Task statement ::
Please give back the listing below word for word and drop any images.

*** Provided entries ***

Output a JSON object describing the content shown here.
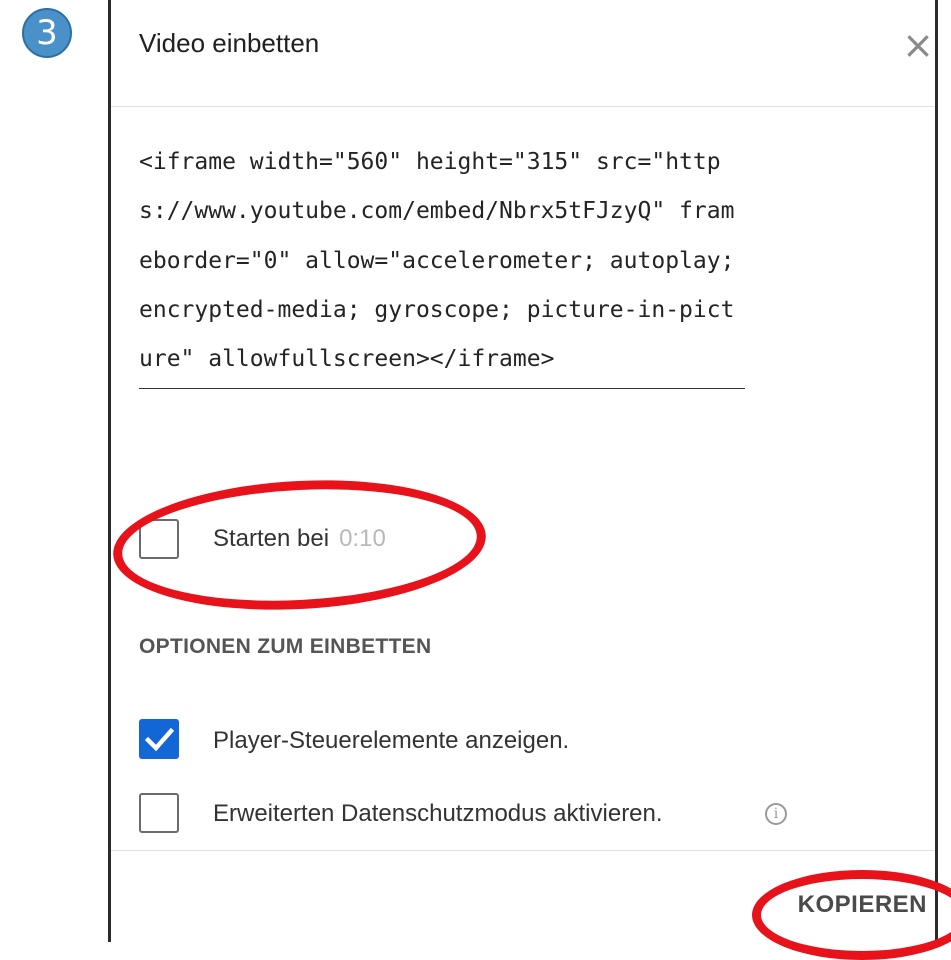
{
  "step_badge": "3",
  "dialog": {
    "title": "Video einbetten",
    "close_glyph": "×",
    "embed_code": "<iframe width=\"560\" height=\"315\" src=\"https://www.youtube.com/embed/Nbrx5tFJzyQ\" frameborder=\"0\" allow=\"accelerometer; autoplay; encrypted-media; gyroscope; picture-in-picture\" allowfullscreen></iframe>",
    "start_at": {
      "label": "Starten bei",
      "time": "0:10",
      "checked": false
    },
    "options_header": "OPTIONEN ZUM EINBETTEN",
    "options": [
      {
        "label": "Player-Steuerelemente anzeigen.",
        "checked": true
      },
      {
        "label": "Erweiterten Datenschutzmodus aktivieren.",
        "checked": false,
        "info_icon": "info-icon"
      }
    ],
    "copy_button": "KOPIEREN"
  },
  "colors": {
    "checkbox_checked": "#1266d6",
    "annotation_red": "#e8121b",
    "badge_blue": "#4a90c9"
  }
}
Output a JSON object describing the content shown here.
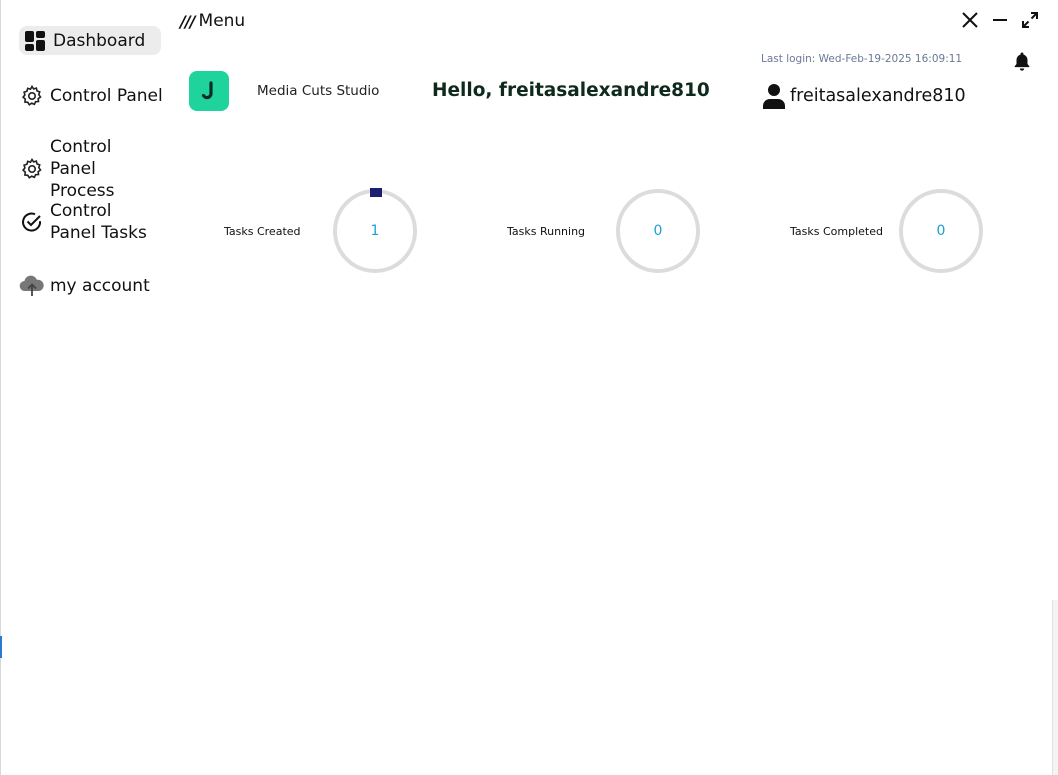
{
  "sidebar": {
    "items": [
      {
        "label": "Dashboard",
        "icon": "dashboard-icon",
        "active": true
      },
      {
        "label": "Control Panel",
        "icon": "gear-icon"
      },
      {
        "label": "Control Panel Process",
        "icon": "gear-icon"
      },
      {
        "label": "Control Panel Tasks",
        "icon": "check-circle-icon"
      },
      {
        "label": "my account",
        "icon": "cloud-upload-icon"
      }
    ]
  },
  "header": {
    "menu_glyph": "///",
    "menu_label": "Menu",
    "last_login": "Last login: Wed-Feb-19-2025  16:09:11",
    "studio_name": "Media Cuts Studio",
    "logo_letter": "J",
    "greeting": "Hello, freitasalexandre810",
    "username": "freitasalexandre810"
  },
  "window_controls": [
    "close-icon",
    "minimize-icon",
    "expand-icon"
  ],
  "stats": [
    {
      "label": "Tasks Created",
      "value": "1",
      "progress_marker": true
    },
    {
      "label": "Tasks Running",
      "value": "0",
      "progress_marker": false
    },
    {
      "label": "Tasks Completed",
      "value": "0",
      "progress_marker": false
    }
  ],
  "colors": {
    "logo_bg": "#1fd39c",
    "ring_track": "#dcdcdc",
    "ring_marker": "#1b1f6e",
    "value_text": "#1f9ed6",
    "greeting_text": "#0f2a1c",
    "last_login_text": "#6b7896",
    "active_nav_bg": "#ececec"
  }
}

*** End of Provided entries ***

Response to the task ::
Output a JSON object describing the content shown here.
{
  "step_badge": "3",
  "dialog": {
    "title": "Video einbetten",
    "close_glyph": "×",
    "embed_code": "<iframe width=\"560\" height=\"315\" src=\"https://www.youtube.com/embed/Nbrx5tFJzyQ\" frameborder=\"0\" allow=\"accelerometer; autoplay; encrypted-media; gyroscope; picture-in-picture\" allowfullscreen></iframe>",
    "start_at": {
      "label": "Starten bei",
      "time": "0:10",
      "checked": false
    },
    "options_header": "OPTIONEN ZUM EINBETTEN",
    "options": [
      {
        "label": "Player-Steuerelemente anzeigen.",
        "checked": true
      },
      {
        "label": "Erweiterten Datenschutzmodus aktivieren.",
        "checked": false,
        "info_icon": "info-icon"
      }
    ],
    "copy_button": "KOPIEREN"
  },
  "colors": {
    "checkbox_checked": "#1266d6",
    "annotation_red": "#e8121b",
    "badge_blue": "#4a90c9"
  }
}
Output a JSON object describing the content shown here.
{
  "sidebar": {
    "items": [
      {
        "label": "Dashboard",
        "icon": "dashboard-icon",
        "active": true
      },
      {
        "label": "Control Panel",
        "icon": "gear-icon"
      },
      {
        "label": "Control Panel Process",
        "icon": "gear-icon"
      },
      {
        "label": "Control Panel Tasks",
        "icon": "check-circle-icon"
      },
      {
        "label": "my account",
        "icon": "cloud-upload-icon"
      }
    ]
  },
  "header": {
    "menu_glyph": "///",
    "menu_label": "Menu",
    "last_login": "Last login: Wed-Feb-19-2025  16:09:11",
    "studio_name": "Media Cuts Studio",
    "logo_letter": "J",
    "greeting": "Hello, freitasalexandre810",
    "username": "freitasalexandre810"
  },
  "window_controls": [
    "close-icon",
    "minimize-icon",
    "expand-icon"
  ],
  "stats": [
    {
      "label": "Tasks Created",
      "value": "1",
      "progress_marker": true
    },
    {
      "label": "Tasks Running",
      "value": "0",
      "progress_marker": false
    },
    {
      "label": "Tasks Completed",
      "value": "0",
      "progress_marker": false
    }
  ],
  "colors": {
    "logo_bg": "#1fd39c",
    "ring_track": "#dcdcdc",
    "ring_marker": "#1b1f6e",
    "value_text": "#1f9ed6",
    "greeting_text": "#0f2a1c",
    "last_login_text": "#6b7896",
    "active_nav_bg": "#ececec"
  }
}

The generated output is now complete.